Rabbi Adin Steinsaltz is a teacher, philosopher, social critic and the prolific author of more than 60 books including Simple Words. His lifelong work in Jewish education has earned him the Israel Prize, that country's highest honor. Arthur Kurzweil, who previously assembled On the Road with Rabbi Steinsaltz , has compiled this impressive collection of wisdom from his favorite spiritual teacher's lectures, interviews, and writings. The book is divided into chapters on God, The Seeker, The Children of Israel, Torah, The Trials of Life, and Guidance.

One of the major tenets of Judaism is that God wants a living relationship with human beings. Yet this relationship is built on paradox and mystery. God is both hidden and revealed, and we are responsive to both activities. Or as Rabbi Steinsaltz puts it, "As for the presence of God — it is closer to one's being than the joy of living, closer than the beating of one's heart." We are deeply moved by this, even though the Holy One cannot be grasped or fully described. Faith is an inheritance but it can also be cultivated.

In a chapter on "The Seeker," Rabbi Steinsaltz writes: "Our goal is always to aim for greater heights, to be constantly struggling and striving to do better and to be closer to God." It helps to see one's life as "an annex of the Holy Temple." The chief work of human beings is to make corrections on the ways we think, act, and react in our daily lives. The quest is not for peace of mind or happiness but to become a spiritually free person. And that means finding our purpose and making full use of our special gift.

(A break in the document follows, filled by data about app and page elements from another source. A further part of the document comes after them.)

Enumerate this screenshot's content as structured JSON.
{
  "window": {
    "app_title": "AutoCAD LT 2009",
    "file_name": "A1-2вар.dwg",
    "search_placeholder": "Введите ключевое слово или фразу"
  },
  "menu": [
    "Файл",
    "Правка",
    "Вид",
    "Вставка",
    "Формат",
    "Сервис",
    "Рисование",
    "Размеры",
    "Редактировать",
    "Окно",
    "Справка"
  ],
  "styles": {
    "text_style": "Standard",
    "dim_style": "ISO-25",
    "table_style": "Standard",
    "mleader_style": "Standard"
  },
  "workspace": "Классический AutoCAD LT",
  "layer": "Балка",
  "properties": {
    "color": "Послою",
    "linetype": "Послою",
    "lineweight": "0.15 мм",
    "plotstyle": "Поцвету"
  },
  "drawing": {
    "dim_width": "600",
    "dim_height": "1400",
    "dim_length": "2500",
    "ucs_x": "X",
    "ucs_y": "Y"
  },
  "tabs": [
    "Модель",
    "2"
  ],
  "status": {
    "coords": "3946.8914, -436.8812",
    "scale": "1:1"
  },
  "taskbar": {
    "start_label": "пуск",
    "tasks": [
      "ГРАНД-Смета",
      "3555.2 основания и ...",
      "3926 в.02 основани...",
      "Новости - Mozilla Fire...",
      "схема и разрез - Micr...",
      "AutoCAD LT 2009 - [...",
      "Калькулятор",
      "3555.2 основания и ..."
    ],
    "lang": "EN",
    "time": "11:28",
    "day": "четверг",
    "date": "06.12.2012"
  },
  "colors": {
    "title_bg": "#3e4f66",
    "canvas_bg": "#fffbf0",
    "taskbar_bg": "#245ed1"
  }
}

Here's another of the Rabbi Steinsaltz's pebbles of wisdom: "Being a Jew means that God intervenes in our pocketbooks, in our kitchens, in our bedrooms." He defines a Jew as person who is obsessed with God. He salutes the awesome power of the Torah and its capacity to spur us onward to the art of channeling God. He sees within the drama of the Jewish people the message that suffering has to be received and sometimes seen as a gift. Kurzweil ends this collection of wisdom gems with the following passage from Rabbi Steinsaltz:

"These are pregnant times throughout the world.

"Just as in geology we have breaking lines between huge blocks of earth, so today we are at the juncture between great blocks of time.

"This is the place of storm and volcano — and of becoming.

"In today's reality, a small act can have far-reaching consequences, beyond imagination, whereas things that will be done five or ten years from today will be so much less effective.

"This is precisely the meaning of pregnant times:

"Anything can be born.

"And this is exactly the time when one must not sleep."